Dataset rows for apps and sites
####

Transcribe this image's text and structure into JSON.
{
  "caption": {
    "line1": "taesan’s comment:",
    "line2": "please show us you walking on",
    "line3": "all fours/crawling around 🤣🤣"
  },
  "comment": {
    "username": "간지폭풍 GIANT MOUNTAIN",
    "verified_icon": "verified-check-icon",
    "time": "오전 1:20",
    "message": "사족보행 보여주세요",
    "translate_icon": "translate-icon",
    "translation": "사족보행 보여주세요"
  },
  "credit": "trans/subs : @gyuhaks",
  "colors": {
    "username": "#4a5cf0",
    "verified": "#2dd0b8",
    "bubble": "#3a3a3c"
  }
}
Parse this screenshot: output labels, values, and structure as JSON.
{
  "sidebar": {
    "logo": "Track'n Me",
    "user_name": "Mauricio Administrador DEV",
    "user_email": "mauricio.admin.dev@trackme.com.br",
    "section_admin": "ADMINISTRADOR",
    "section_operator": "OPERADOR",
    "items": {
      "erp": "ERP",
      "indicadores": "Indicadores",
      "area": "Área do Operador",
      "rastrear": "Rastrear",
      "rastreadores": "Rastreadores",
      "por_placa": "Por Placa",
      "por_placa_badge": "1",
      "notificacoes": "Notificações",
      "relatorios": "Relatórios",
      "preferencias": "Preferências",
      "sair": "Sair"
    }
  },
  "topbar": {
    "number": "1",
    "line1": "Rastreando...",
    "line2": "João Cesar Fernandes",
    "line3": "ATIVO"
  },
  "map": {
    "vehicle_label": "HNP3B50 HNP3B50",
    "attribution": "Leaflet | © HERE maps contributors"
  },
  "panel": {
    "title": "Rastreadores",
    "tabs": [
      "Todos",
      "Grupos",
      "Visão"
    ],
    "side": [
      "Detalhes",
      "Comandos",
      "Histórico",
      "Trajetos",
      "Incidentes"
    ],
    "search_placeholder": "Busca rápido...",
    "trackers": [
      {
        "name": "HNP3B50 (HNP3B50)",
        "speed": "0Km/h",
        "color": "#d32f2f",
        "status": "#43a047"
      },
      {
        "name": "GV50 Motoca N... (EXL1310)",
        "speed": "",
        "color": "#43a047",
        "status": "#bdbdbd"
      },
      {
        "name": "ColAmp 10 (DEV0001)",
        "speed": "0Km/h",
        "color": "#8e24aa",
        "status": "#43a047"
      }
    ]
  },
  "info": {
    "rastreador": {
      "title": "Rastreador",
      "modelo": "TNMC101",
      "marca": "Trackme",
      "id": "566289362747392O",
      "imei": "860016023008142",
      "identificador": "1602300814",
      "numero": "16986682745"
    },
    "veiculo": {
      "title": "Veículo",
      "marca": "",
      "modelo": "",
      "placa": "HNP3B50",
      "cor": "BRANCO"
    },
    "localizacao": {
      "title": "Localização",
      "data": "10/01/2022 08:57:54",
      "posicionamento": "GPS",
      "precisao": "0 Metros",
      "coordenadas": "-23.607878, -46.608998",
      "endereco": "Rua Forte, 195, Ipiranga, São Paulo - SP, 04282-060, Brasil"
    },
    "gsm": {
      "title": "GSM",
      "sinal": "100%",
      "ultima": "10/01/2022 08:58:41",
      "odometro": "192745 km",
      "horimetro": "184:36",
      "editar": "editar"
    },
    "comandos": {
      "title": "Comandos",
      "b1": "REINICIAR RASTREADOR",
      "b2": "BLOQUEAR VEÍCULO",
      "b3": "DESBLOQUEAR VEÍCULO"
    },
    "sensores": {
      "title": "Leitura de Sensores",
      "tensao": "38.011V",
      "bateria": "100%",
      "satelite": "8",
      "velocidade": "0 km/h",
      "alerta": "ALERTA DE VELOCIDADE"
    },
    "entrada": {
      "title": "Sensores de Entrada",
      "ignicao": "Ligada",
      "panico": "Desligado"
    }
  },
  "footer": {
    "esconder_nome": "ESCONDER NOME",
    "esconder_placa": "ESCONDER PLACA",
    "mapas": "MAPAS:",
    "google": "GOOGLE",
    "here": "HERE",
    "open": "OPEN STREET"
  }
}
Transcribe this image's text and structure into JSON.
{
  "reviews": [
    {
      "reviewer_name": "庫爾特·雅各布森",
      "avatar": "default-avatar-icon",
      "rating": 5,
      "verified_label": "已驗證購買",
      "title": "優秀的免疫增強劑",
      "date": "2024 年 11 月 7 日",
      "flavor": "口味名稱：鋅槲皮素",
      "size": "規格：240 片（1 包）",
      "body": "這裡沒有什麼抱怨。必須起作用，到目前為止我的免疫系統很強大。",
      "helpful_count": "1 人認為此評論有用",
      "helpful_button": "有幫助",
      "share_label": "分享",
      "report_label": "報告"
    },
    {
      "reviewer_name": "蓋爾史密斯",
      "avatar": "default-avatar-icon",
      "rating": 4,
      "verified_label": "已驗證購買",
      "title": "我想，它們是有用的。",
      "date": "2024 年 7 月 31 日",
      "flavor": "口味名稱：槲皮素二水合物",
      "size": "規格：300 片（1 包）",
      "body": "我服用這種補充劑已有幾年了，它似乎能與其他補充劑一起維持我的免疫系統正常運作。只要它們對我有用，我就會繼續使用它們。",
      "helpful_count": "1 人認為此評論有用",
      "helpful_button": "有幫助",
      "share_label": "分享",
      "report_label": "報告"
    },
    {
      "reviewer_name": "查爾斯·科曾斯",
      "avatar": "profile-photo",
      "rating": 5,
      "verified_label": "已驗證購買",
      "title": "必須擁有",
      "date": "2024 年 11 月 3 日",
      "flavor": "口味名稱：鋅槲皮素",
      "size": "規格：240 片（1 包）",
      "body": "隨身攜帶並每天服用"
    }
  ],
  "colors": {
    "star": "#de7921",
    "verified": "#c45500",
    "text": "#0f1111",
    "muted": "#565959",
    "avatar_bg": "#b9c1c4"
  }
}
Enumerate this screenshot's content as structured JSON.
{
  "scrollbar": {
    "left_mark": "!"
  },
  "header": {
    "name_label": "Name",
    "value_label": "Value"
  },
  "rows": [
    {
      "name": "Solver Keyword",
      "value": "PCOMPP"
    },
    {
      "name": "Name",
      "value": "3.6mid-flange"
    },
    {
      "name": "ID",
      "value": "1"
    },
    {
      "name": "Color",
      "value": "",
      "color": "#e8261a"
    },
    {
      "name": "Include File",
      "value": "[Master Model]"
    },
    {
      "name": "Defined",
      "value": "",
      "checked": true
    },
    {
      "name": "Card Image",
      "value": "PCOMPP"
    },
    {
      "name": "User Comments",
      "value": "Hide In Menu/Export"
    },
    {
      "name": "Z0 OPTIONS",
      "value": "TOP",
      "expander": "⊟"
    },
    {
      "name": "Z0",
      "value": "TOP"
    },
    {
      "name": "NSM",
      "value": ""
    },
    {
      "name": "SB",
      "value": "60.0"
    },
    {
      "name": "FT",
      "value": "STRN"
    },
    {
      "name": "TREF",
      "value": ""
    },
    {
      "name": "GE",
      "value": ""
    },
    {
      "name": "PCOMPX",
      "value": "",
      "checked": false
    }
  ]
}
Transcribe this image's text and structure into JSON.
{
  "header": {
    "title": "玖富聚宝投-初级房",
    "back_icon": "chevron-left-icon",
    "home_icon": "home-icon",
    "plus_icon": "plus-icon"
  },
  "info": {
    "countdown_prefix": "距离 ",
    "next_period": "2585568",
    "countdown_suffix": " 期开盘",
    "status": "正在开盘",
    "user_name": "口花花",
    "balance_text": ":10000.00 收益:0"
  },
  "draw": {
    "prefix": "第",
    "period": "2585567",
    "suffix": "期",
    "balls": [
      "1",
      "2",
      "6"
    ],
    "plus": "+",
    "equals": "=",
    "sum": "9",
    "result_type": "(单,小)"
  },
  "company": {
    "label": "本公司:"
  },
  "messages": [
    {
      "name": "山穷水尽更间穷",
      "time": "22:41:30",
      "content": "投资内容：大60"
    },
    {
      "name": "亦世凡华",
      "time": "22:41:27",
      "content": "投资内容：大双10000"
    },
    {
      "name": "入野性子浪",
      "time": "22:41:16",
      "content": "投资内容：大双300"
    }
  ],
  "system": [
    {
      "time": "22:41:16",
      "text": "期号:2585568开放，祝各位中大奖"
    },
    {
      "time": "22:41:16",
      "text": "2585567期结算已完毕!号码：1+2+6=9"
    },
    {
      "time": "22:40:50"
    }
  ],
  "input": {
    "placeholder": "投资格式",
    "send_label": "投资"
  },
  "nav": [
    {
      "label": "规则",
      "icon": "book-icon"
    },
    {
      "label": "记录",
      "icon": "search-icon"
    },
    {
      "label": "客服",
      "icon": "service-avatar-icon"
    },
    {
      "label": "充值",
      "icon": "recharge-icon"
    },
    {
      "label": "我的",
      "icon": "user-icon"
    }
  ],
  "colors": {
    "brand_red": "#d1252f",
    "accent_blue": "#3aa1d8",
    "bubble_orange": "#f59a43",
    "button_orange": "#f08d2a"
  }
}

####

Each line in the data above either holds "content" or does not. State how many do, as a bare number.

* **COMPLETED EXERCISE**
4